How Can Motivational Interviewing Be Used in Child Protection?

Parents can be reluctant to engage with child protection agencies since they realize these agencies are part of a system that can remove their children from their homes; however, it is crucial for agencies to develop meaningful engagement with these families, as engaging caregivers successfully in child welfare services has been associated with fewer placements in out-of-home care and less risk of repeat abuse. This research-to-practice brief cites motivational interviewing (MI) as a promising approach used by child protection practitioners to facilitate meaningful family engagement. Essential elements of MI are identified, including an authentic partnership between case manager and client based on nonjudgmental acceptance of the client, compassion for the client, and recognition of the client’s desire for change. The brief lists communication strategies such as asking open-ended questions that practitioners use in MI, and it concludes with a discussion of how the D.C. Child and Family Services Agency has used the MI approach.

Record Type: 
Research-To-Practice Brief
Publication Date: 
December, 2020
December 2020

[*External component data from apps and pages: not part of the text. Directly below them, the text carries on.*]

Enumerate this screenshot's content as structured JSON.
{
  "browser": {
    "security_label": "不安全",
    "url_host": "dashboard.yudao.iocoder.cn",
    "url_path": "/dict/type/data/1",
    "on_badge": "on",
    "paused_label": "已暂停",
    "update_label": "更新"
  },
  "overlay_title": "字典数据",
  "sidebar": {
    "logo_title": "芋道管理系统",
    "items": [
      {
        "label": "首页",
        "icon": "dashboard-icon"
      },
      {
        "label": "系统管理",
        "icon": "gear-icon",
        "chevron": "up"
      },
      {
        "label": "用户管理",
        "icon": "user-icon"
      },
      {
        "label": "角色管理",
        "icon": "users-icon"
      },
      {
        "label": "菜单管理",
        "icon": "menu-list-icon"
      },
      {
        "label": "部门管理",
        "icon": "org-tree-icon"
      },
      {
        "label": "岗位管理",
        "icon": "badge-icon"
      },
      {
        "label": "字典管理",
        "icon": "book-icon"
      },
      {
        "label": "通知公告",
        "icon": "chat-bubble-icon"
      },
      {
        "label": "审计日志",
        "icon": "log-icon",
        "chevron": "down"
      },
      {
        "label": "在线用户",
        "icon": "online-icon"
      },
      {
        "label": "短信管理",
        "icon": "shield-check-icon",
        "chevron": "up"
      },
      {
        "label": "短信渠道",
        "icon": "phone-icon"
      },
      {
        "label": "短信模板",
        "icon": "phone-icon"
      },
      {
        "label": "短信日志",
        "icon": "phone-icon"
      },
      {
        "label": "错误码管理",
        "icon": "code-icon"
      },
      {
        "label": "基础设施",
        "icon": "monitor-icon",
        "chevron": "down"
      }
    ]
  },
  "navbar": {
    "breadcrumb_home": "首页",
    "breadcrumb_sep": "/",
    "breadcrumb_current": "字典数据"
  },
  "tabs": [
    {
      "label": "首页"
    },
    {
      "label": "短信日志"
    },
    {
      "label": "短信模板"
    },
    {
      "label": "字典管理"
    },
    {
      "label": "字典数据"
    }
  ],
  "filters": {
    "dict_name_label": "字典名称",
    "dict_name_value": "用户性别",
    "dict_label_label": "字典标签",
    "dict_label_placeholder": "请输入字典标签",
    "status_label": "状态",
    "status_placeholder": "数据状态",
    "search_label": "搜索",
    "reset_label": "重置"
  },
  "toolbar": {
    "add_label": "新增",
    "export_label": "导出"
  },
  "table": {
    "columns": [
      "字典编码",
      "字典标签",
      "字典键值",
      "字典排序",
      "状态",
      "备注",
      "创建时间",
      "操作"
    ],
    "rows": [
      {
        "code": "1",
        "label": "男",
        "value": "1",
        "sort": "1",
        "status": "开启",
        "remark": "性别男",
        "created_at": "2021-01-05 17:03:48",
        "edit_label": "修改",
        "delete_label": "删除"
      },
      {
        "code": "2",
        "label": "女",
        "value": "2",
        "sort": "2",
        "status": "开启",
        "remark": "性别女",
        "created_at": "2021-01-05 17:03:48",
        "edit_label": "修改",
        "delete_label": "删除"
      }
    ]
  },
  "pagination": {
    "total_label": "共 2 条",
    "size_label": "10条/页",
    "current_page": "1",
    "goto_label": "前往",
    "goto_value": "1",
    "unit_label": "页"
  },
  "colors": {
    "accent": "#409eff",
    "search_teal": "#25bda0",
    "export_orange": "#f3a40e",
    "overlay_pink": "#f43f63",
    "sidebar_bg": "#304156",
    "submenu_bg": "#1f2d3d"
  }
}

Partner Resources
District of Columbia
  • Supportive Services
    • Child Welfare
  • Special Populations